The Constitution Act, 1867

Claude Bélanger,
Department of History,
Marianopolis College
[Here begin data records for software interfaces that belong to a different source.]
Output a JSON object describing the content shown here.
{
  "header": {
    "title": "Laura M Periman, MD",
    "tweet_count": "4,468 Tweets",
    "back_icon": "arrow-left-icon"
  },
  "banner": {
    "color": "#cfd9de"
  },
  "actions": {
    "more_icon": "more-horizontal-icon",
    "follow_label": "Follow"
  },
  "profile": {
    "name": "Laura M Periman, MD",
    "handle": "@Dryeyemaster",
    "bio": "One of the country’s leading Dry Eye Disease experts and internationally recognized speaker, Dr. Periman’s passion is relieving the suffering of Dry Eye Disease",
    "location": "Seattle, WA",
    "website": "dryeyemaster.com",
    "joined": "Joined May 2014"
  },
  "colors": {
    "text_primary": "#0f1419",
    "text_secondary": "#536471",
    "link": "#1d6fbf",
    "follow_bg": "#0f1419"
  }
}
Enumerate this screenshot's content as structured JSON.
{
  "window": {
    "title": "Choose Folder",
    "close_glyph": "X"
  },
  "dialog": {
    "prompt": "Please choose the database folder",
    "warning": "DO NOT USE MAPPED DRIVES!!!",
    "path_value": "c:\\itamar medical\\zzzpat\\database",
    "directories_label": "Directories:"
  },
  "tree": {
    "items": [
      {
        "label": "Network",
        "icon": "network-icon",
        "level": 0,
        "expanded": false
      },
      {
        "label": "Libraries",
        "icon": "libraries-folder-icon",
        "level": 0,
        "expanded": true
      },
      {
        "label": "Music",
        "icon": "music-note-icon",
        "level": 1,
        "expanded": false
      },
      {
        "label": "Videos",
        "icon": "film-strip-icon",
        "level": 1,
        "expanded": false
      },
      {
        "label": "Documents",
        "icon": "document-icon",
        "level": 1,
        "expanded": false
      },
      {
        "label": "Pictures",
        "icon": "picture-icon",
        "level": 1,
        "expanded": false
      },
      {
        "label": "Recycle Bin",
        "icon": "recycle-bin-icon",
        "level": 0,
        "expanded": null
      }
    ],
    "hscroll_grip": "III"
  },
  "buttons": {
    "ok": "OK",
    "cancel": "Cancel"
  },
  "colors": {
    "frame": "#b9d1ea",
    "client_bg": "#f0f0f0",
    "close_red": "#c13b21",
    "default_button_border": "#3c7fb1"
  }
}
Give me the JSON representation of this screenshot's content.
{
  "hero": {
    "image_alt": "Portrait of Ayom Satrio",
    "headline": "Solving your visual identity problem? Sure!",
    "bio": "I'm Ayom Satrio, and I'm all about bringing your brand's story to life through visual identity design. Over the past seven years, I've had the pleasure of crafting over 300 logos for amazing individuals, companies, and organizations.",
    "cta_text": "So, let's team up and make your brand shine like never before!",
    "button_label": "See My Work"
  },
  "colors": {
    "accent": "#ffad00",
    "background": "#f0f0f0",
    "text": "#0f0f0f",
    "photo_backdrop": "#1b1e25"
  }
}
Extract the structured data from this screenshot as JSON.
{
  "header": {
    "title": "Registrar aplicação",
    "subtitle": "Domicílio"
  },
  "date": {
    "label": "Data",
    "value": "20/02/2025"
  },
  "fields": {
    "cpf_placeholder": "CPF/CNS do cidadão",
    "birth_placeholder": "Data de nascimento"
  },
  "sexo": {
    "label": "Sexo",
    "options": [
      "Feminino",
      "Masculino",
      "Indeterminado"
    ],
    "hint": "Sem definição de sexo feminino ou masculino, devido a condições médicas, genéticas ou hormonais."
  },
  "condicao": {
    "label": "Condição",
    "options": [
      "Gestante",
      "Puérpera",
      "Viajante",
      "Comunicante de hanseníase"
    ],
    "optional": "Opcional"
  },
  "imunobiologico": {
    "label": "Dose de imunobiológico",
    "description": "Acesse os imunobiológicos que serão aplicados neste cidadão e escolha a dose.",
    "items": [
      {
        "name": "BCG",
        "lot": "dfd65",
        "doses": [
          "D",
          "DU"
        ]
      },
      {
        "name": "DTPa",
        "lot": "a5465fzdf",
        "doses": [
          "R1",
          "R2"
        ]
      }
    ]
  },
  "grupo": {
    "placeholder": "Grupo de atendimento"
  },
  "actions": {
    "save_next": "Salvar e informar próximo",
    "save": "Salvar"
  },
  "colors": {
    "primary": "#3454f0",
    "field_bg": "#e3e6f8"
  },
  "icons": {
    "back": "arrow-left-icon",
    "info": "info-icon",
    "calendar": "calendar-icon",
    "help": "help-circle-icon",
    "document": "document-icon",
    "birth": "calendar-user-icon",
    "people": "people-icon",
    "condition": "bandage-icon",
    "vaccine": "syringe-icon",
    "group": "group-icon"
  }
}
Name given to Canada's main constitutional document. The Constitution Act, 1867 is a British statute passed in 1867 for two purposes: to divide the United Province of Canada into two provinces - Quebec and Ontario - and to unite four of the British North American colonies into a federal system. The change in constitution was effected following a series of conferences, in Charlottetown, Quebec and London through which the several colonies made their desires and aspirations known. As such, it was the first time in their history that Canadians were given a predominant voice in constitution making. The Act originally contained 147 articles, many of which have either fallen into disuse or have been abrogated since. It is divided into eleven parts: I. Preliminary (art. 1-2); II. Union (art. 3-8); III. Executive power (art. 9-16); IV. Legislative power (art. 17-57); Provincial Constitution (art. 58-90); VI. Distribution of Legislative powers (art. 90-96); VII. Judicature (art. 96-101); VIII. Revenues, Debts, Assets, Taxation (art. 102-126); IX. Miscellaneous Provisions (art. 127-144); X. Intercolonial Railway (art. 145); XI. Admission of other colonies (art. 146-147). The name Constitutional Act is also given to a series of amendments to the original document. Such amendments are called Constitution Act followed by the relevant date for the amendment (ex. Constitution Act, 1871 etc.).

© 2001 Claude Bélanger, Marianopolis College